The end of 2006 also brought strained relations with Britain after the London poisoning of former security officer turned foe of Putin, Alexander Litvinenko. He had claimed Putin personally ordered the killing of Politkovskaya. After his own death, a statement was released accusing the Russian President of orchestrating his murder. Russia didn’t hand over the key suspect, Andrei Lugovoy, saying the constitution doesn’t allow a citizen to be extradited, thus sparking a bitter diplomatic row with London.
Still, during Putin’s eight years in power, his popularity ratings have routinely stayed at around 70 per cent. By and large, the Russians credit him with getting the country back on its feet and reviving the great Russia – an “extraordinary feat of leadership” that made Vladimir Putin Time’s 2007 Person of the Year. In December 2007, the Putin-backed United Russia Party won the parliamentary election.
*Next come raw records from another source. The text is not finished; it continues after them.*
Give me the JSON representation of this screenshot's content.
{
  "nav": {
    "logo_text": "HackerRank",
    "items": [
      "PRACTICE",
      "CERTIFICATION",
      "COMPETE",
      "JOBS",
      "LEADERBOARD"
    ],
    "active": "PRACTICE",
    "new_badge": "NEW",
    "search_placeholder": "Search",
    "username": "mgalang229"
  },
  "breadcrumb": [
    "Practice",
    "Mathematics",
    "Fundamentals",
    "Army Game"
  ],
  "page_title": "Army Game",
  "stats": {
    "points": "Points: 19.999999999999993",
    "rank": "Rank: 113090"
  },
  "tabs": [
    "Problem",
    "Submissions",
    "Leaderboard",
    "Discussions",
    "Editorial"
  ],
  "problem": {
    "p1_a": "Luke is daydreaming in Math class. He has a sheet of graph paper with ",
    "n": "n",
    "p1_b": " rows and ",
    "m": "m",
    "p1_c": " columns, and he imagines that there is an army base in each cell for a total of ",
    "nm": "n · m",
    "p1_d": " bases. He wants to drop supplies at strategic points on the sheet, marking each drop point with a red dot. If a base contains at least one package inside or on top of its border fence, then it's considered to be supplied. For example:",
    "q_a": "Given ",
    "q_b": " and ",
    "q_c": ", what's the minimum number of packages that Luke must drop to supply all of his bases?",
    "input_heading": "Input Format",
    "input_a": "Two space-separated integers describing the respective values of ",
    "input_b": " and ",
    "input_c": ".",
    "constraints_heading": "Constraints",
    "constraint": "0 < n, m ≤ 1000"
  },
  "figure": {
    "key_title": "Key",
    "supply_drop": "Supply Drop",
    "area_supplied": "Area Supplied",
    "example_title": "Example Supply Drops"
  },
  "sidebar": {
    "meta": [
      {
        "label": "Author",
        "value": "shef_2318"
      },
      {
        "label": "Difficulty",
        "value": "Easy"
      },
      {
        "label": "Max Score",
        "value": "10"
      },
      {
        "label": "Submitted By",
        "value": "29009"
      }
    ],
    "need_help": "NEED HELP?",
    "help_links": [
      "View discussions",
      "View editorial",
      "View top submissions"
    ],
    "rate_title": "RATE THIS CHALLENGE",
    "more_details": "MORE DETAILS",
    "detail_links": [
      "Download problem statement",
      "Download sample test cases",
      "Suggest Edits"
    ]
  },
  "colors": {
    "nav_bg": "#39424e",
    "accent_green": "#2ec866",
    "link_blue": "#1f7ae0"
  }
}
The victory was seen by many as a demonstration of strong support for the Russian leadership and its policies.
Required to step down by the constitution, Putin proved he is far from done yet. In the run-up to the presidential election on March 2, 2008 he supported First Deputy Prime Minister and gas giant Gazprom’s chairman Dmitry Medvedev as his preferred successor and agreed to head the government as prime minister if Medvedev won.
The 2008 poll had the lowest number of candidates for a presidential election in modern Russian history. Some observers said the citizens had little real choice as the election’s outcome was expected well in advance, with Dmitry Medvedev a clear favourite. The campaign was described as lacking zest as the poll leader didn’t take part in the TV debates. Medvedev won a landslide victory with over 70 per cent of the vote.